“Partisan attitude of the police lay exposed” when he saw that when the “minority-populated localities were surrounded by mobs, the police did not fire at the rioters laying siege, but into windows of surrounded homes of minorities” instead to “keep the two rioting communities apart”. (Excerpt from the book)
During the discussion on the book, Lt Gen Shah made it clear that he had met the then Gujarat chief minister Narendra Modi and defense minister George Fernandes at the Chief Minister’s residence at 2 am on March 1 and sought transport and logistics support.
“But, the transport rolled in only on March 2,” he alleged, adding “hundreds of officers from my formation can speak on that, and there are war diaries of the battalion”.
Admitting that discrimination existed in the country, he said the police force is “parochial and communally surcharged” across the country and there is an urgent need to take corrective action in this regard. He suggested that members from minority communities should be recruited in the police force.
In the book, Shah also touched upon his stint as the vice chancellor of the Aligarh Muslim University claiming that he made it the top-ranking institution of the country who served the AMU from 2014 to 2017.
He recalled his issues with former HRD Minister Smriti Irani. When Irani assumed office, he went to meet her with his wife, briefed her about the research at AMU and “requested her to leave AMU’s minority status alone because Muslims of India were emotionally sensitive on this issue. I also told her that this would help the government in winning the trust and faith of the Muslim community.”
The suggestions, he writes, were “misconstrued” by Irani “as an attempt, on my part, to project myself as a leader of the community” and the meeting “convinced” him “that she was inimical not only to me but also to the university I headed”.
Irani, Shah alleged, tried to engineer protests against him in the university.
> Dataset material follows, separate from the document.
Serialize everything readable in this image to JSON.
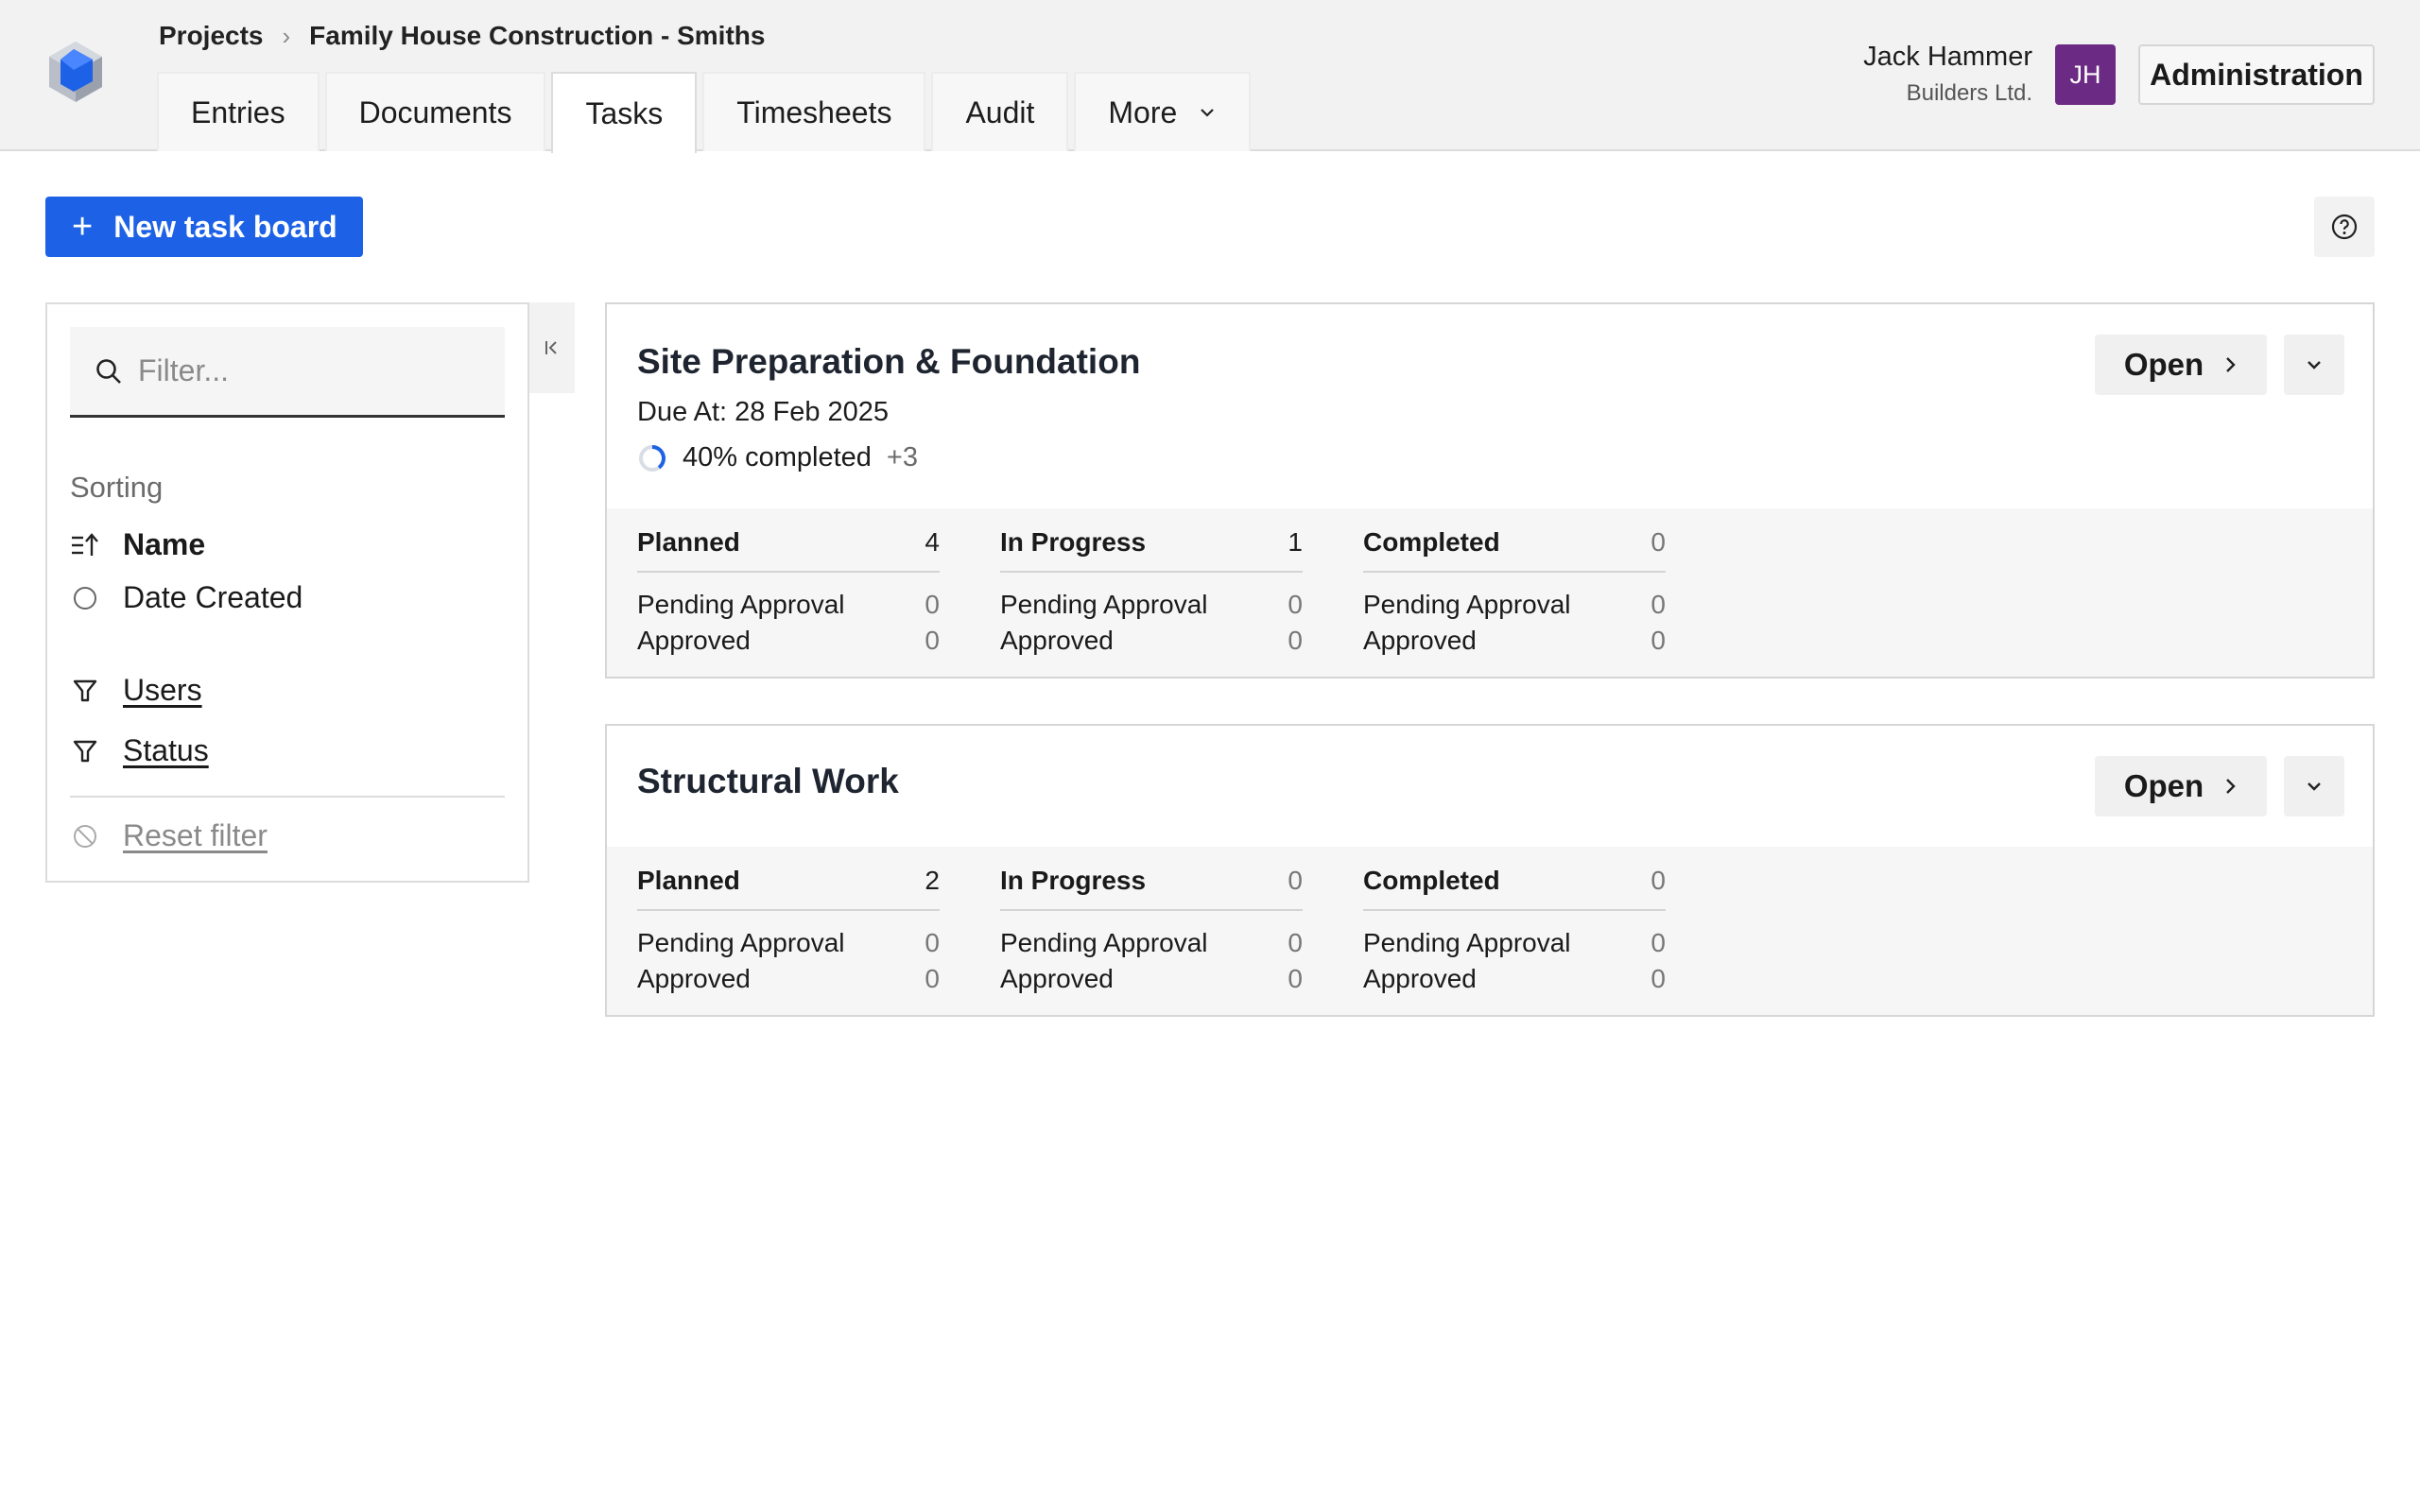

A group of students “cautioned” him “that the Minister was terribly annoyed” and “had asked them to start an agitation (Muhim) against me”.
The minister also humiliated him at a meeting. When he reached, Irani asked him who he was and who had invited him, he said and added that when he said that the Kerala Chief Minister Oommen Chandy had asked him to come as part of his delegation, Irani shot back, “Who pays your salary? The central government or the government of Kerala?”
Shah also lamented that a section of media has just focused only part of Gujarat riots from his memoir. The book speaks about his time in the Northeast quelling the insurgency and the 1971 war with Pakistan but these did not get attention.
He said insurgency cannot be wiped out by only military means as if we kill one insurgent; it takes three generations to forget this. He also said the film “Border” falsely portrayed the Longewala battle as many Muslim army officers were in the forefront of this battle.
On the occasion, his colleague Lt Gen H S, Panag has sounded alarm that attempts have been made to politicize the army. Referring the incident of tying a Kashmiri youth to the army vehicle by an army officer and awarding him for his “heroic” feat, he said it is a most condemnable incident and cannot be condoned.
The launch was also attended by General Shah’s brother and actor Naseeruddin Shah. Media persons Vinod Dua, Satish Jacob, Seema Mustafa, former Indian envoy to Saudi Arabia Talmiz Ahmad, Jamia Hamdard Vice Chancellor Syed Ehtesham Hasnain were also present at the function. Gen Shah’s daughter Saira Shah Halim played host.